▶ Prompt
When a line below holds the string "JSON", show that line.

**** Exercise data

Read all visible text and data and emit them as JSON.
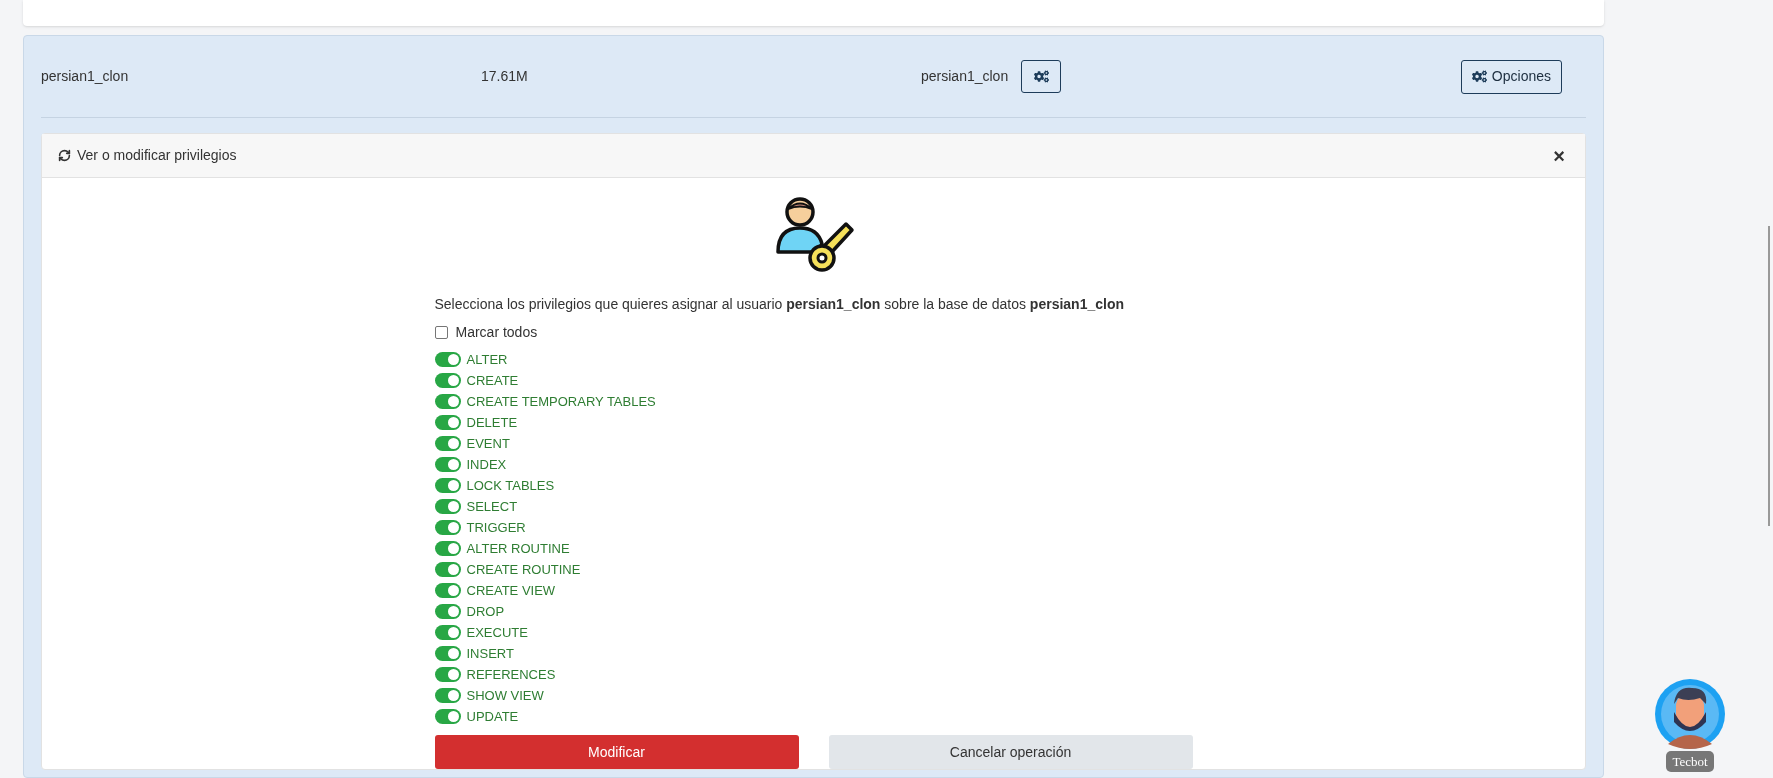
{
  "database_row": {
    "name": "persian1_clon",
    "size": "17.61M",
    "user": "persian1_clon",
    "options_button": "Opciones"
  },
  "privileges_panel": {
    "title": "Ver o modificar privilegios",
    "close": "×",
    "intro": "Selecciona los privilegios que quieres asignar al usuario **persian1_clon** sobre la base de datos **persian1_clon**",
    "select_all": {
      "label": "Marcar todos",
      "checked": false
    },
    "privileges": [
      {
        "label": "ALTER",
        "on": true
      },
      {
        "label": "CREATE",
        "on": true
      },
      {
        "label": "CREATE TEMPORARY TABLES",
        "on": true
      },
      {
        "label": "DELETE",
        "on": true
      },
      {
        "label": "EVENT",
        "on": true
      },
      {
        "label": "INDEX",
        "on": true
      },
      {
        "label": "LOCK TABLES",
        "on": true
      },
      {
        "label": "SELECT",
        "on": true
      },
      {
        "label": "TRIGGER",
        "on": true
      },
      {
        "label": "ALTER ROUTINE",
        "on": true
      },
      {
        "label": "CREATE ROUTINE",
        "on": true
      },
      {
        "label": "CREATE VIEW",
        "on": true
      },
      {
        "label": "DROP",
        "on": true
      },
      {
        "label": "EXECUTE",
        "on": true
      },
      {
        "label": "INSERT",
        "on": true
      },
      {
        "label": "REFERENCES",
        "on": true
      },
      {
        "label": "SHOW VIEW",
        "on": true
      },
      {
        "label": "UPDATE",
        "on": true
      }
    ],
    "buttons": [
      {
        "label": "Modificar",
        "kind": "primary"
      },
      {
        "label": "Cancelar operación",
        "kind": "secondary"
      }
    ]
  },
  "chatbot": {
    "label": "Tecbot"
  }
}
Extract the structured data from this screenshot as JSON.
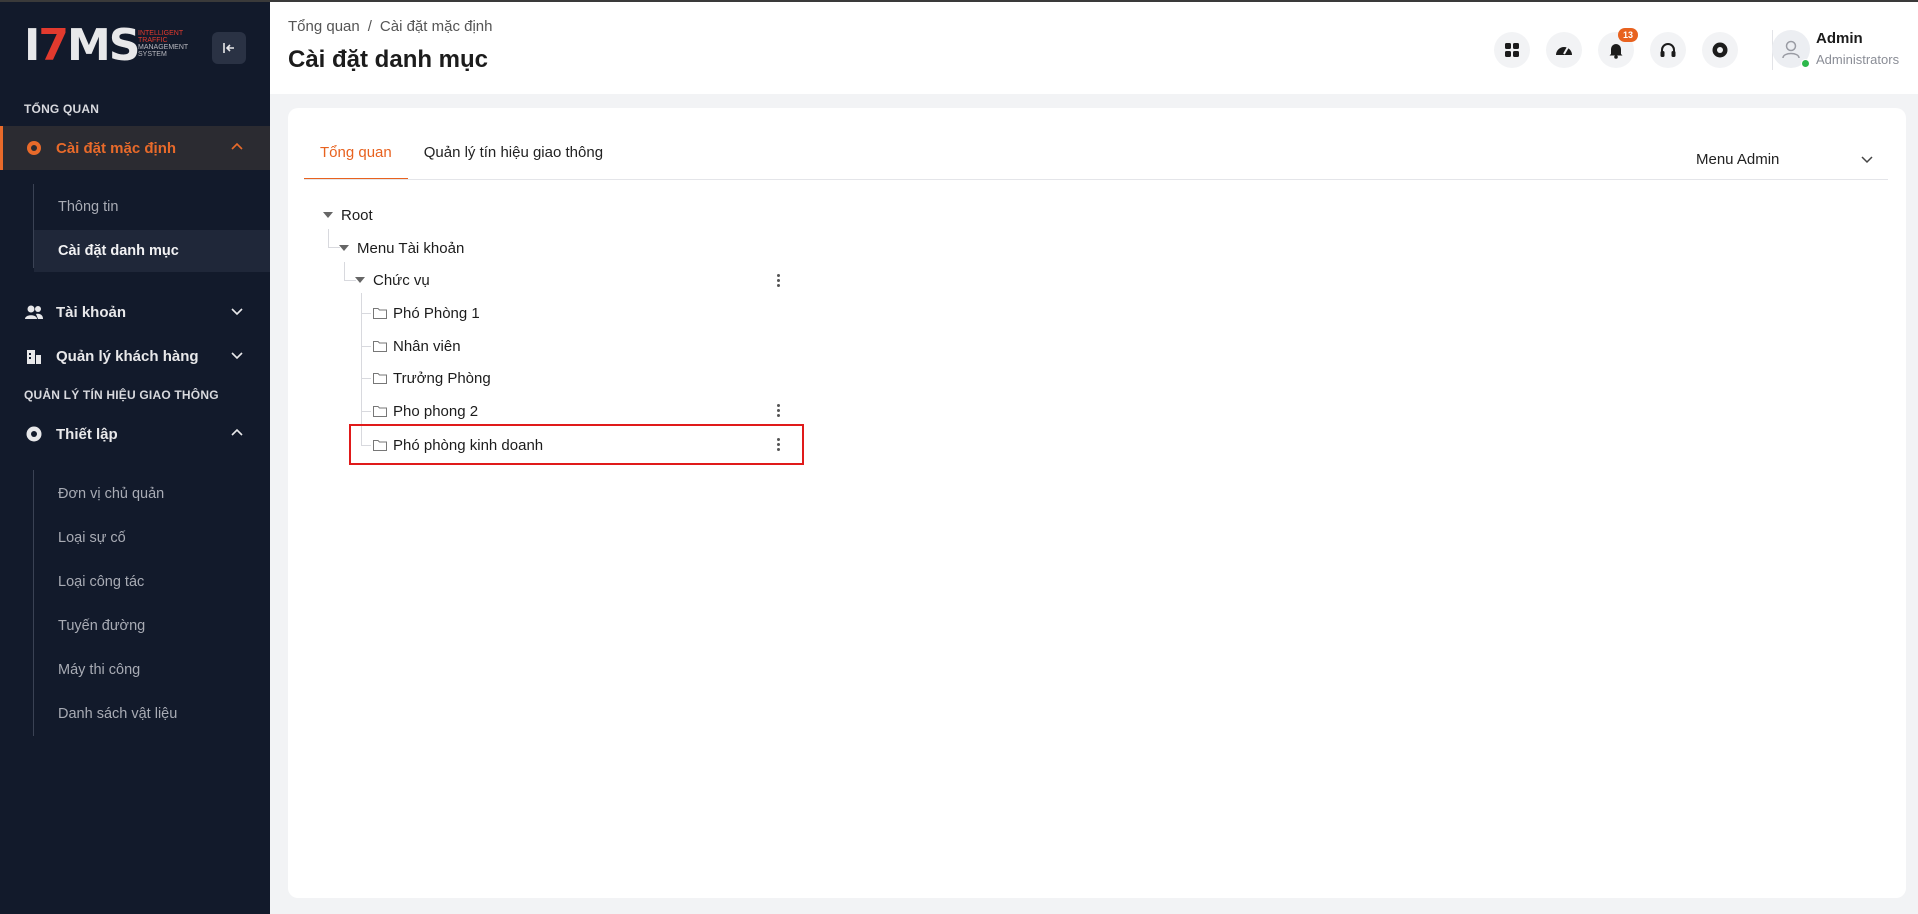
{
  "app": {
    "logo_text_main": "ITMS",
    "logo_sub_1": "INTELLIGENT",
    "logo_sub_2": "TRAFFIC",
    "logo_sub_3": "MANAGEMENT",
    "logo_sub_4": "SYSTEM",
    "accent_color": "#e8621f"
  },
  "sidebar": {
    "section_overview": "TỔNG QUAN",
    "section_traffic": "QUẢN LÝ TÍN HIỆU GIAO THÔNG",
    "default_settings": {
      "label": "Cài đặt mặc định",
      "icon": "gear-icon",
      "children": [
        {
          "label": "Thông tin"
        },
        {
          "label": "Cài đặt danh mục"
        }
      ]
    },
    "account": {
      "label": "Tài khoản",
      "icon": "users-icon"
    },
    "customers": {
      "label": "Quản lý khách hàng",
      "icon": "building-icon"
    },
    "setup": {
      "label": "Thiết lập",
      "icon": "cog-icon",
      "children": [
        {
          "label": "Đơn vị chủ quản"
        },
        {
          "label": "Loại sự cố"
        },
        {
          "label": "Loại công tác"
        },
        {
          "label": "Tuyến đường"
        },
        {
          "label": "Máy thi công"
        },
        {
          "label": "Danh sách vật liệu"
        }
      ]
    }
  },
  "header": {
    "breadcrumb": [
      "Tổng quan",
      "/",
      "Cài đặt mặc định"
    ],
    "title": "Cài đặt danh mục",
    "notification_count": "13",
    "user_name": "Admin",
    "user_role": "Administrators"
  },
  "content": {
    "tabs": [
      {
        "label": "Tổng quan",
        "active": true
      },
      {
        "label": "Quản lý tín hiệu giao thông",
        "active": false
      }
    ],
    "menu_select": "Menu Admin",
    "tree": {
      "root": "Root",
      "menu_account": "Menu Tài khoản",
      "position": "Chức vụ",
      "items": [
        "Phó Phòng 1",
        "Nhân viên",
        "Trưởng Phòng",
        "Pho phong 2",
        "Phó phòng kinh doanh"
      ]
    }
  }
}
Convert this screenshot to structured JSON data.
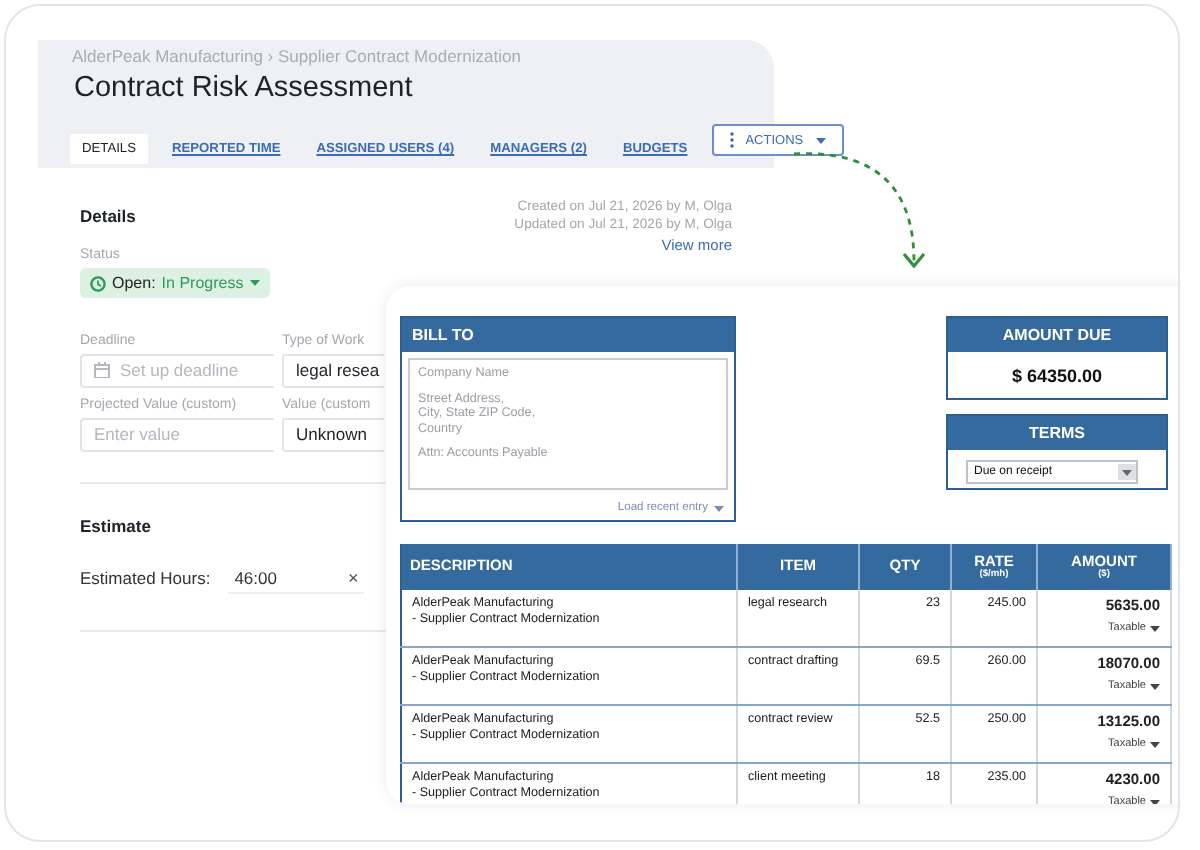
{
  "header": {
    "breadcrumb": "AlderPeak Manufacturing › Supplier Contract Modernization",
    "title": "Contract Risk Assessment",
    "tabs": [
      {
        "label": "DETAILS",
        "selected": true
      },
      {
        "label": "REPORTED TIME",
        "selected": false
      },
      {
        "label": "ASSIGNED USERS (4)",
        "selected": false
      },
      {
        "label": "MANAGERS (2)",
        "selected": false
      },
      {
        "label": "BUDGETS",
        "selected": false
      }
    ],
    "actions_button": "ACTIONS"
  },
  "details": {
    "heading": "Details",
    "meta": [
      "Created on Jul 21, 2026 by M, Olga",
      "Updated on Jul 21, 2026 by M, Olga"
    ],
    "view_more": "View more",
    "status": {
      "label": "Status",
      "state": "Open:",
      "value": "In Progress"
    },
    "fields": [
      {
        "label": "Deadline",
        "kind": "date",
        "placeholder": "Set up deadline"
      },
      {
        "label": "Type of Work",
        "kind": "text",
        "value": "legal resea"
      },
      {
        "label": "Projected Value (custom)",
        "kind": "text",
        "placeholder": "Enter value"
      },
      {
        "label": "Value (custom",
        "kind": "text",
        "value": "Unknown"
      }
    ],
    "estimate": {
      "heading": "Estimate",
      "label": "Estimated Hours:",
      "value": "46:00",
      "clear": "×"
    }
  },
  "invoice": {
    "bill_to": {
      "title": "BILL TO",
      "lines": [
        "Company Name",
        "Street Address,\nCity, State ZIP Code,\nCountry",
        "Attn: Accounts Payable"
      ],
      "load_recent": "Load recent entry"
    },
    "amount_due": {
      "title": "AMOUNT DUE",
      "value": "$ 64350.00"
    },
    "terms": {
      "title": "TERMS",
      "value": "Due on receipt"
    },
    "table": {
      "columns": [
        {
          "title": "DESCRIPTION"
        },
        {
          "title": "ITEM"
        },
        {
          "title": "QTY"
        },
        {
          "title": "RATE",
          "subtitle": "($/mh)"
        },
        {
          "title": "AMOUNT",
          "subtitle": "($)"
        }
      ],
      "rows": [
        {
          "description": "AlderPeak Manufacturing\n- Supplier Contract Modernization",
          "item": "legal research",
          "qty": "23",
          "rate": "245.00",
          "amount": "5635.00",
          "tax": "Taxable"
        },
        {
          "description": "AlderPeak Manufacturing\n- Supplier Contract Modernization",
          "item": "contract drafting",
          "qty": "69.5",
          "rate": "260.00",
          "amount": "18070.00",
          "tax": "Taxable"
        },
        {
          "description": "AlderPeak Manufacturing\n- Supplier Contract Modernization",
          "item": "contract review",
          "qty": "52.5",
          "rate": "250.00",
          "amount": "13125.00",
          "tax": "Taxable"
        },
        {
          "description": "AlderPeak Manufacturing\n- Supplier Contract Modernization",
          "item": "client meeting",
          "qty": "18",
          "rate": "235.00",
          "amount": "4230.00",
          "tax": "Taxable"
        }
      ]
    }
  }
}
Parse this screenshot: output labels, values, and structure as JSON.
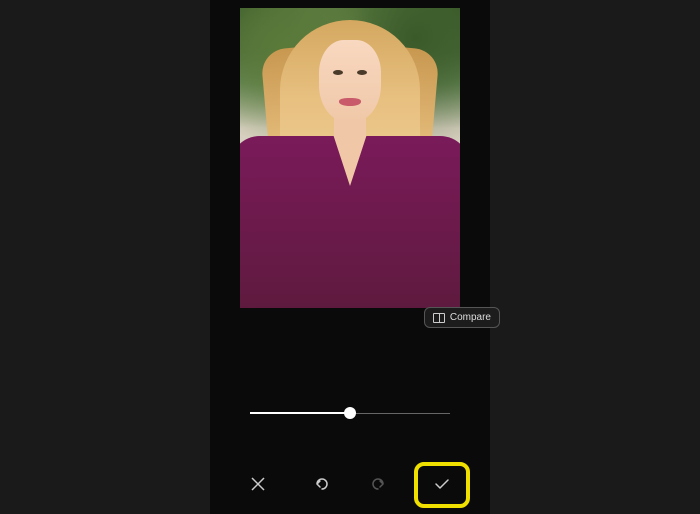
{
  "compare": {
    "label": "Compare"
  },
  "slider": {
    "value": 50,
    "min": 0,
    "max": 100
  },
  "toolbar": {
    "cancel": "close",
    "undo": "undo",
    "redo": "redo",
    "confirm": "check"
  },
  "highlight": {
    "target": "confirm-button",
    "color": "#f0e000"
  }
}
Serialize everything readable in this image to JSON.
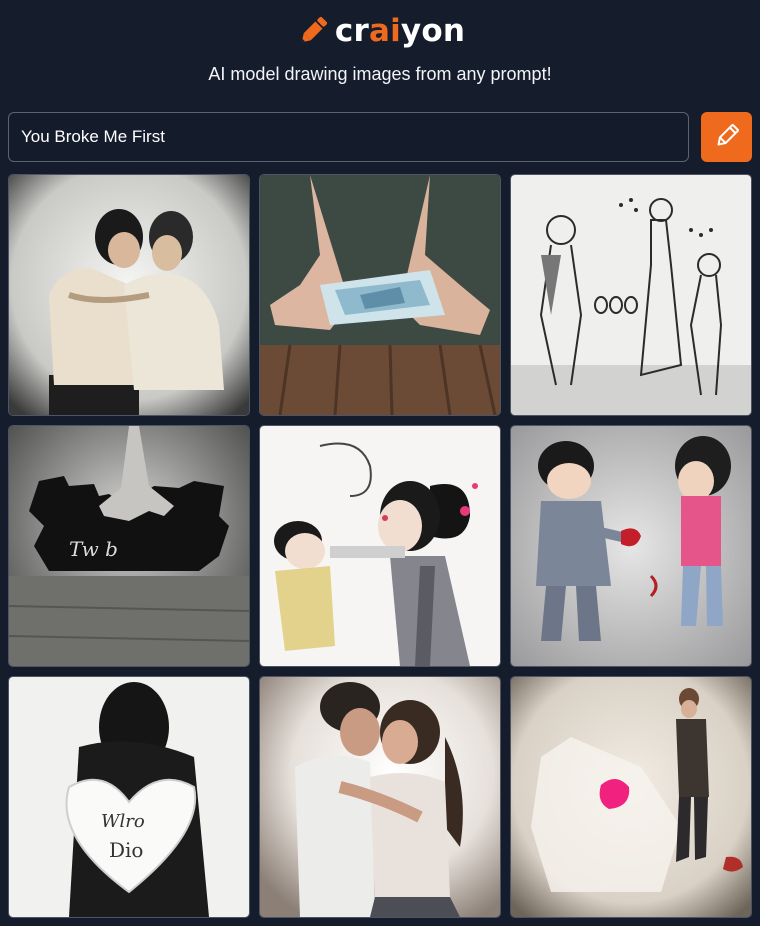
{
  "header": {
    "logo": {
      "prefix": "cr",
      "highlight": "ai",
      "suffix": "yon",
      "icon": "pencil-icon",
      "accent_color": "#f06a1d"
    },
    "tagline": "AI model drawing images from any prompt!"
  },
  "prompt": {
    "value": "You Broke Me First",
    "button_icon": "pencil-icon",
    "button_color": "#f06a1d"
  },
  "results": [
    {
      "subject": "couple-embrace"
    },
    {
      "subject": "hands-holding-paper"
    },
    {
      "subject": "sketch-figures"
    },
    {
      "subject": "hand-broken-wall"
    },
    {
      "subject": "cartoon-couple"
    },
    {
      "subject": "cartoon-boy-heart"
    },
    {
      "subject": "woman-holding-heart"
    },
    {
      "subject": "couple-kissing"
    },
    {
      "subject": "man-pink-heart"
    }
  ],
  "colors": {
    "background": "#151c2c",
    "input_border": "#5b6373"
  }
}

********

▶ Your solution
Read all visible text and data and emit them as JSON.
Extract the structured data from this screenshot as JSON.
Convert this screenshot to structured JSON data.
Parse this screenshot: output labels, values, and structure as JSON.
Serialize everything readable in this image to JSON.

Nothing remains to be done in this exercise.